Pareto and the distribution of wealth
More than a hundred years ago, the Italian economist Vilfredo Pareto (1848- 1923) studied income and wealth distributions. And he noted a curious fact: that certain power laws seemed to crop up in many different contexts to explain distributions of wealth.
In this step we look at how Pareto distributions follow a power law, but this time with a negative exponent, and how these shed light on wealth distributions in the modern world.
The 80-20 rule
There is an old rule in economics, that the top own of everything. And of that top , the top of them own of the . And so on. Economists refer to such a distribution as scale-free.
Q1 (E): What percentage does the top of the top represent? How much would they own by the - rule?
This kind of rule of course needs to be taken with a bit of latitude. It is not always rigidly . Over time a given society may become more “top heavy” and then less so. For example in the US, the 1920’s were a time of considerable income disparity, but then that reduced gradually, and then started to increase again in the 1970’s, and is now roughly back at similar levels to the 1920s.
Nevertheless, it seems generally to apply to quite a lot of things. In stores, of customers account for of sales. On the internet, of sites get around of the traffic.
Pareto realized that behind the rule was a particular distribution: in fact a power law, but now with a negative exponent.
Let’s consider a general Pareto-type curve of the form
for some exponent usually greater than . The case of is rather a special case due to the unique properties of the inverse relation .

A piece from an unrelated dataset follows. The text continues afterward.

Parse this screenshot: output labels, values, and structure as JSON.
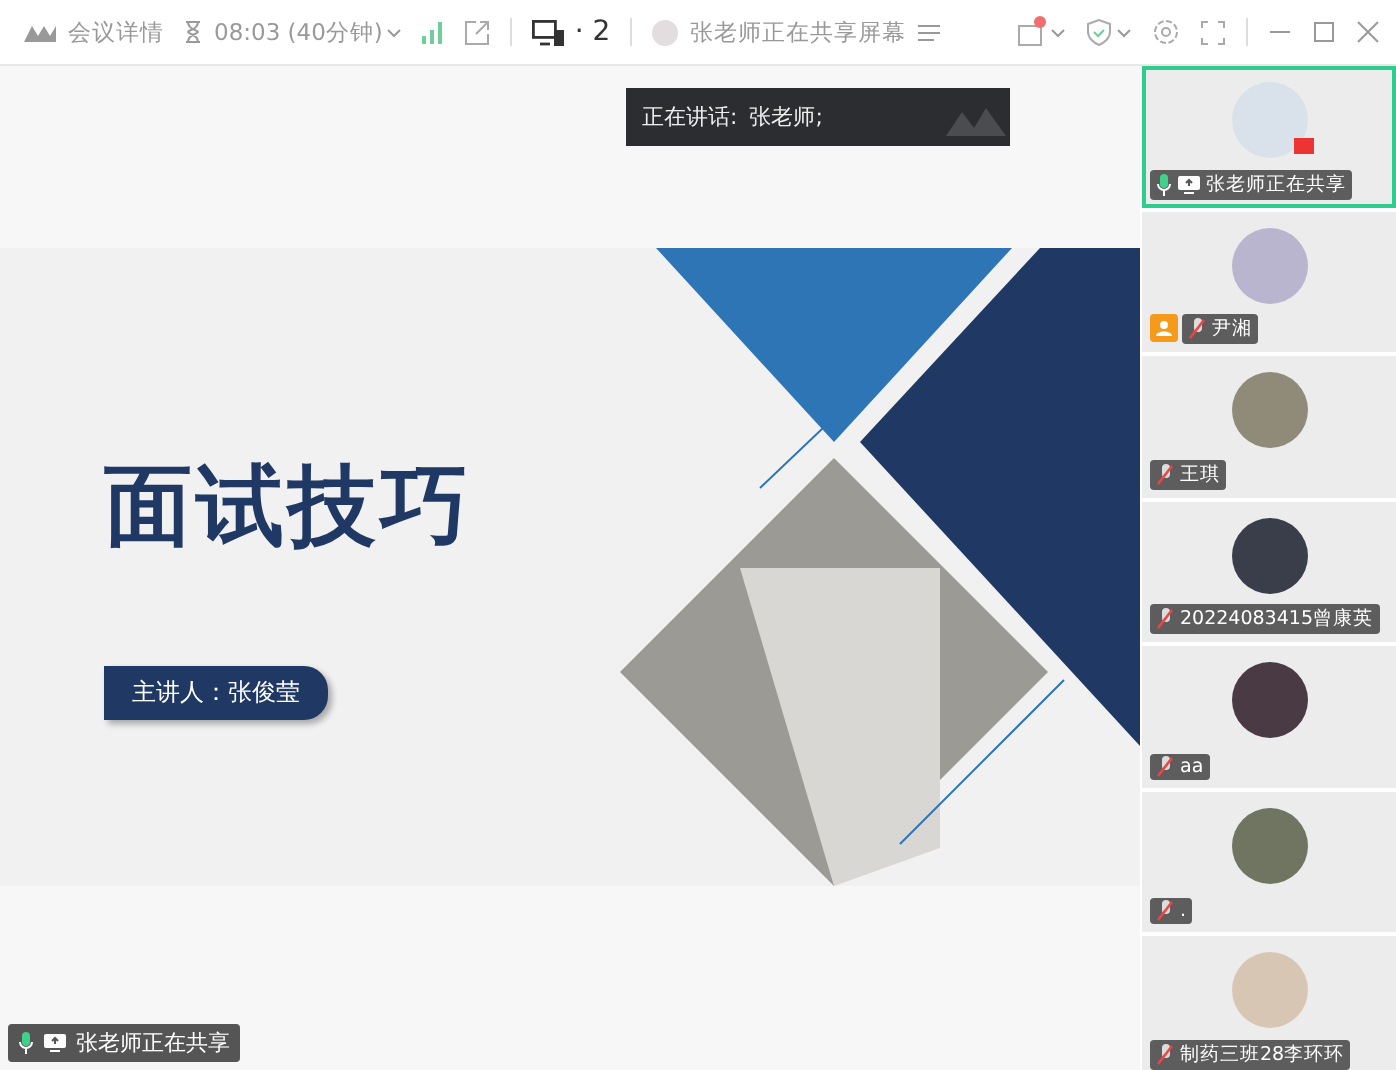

Now how does these abstract mathematical curves relate to real-world economics? Pareto proposed that the number of people that had an income bigger than satisfied a Pareto type distribution:
for some constants and .
The rule of internet content creation
Other manifestations of this kind of phenomenon abound. For example, a related internet rule of thumb is that only of internet users on a channel will create content. A variant of this is the 90–9–1 version of the rule, which states that for websites where users can both create and edit content, 1% of people create content, 9% edit or modify that content, and 90% view the content without contributing.
What do you think about the relevance of such rough laws for FutureLearn courses? And perhaps more delicate, but also more interesting: how does income distribution work in your country? Is it an 80 /20 rule? Or something else?
A1. The top of the top is the top of everyone. They will, assuming the 80-20 rule, own of of everything, which is of everything. Who said life was fair?
© UNSW Australia 2015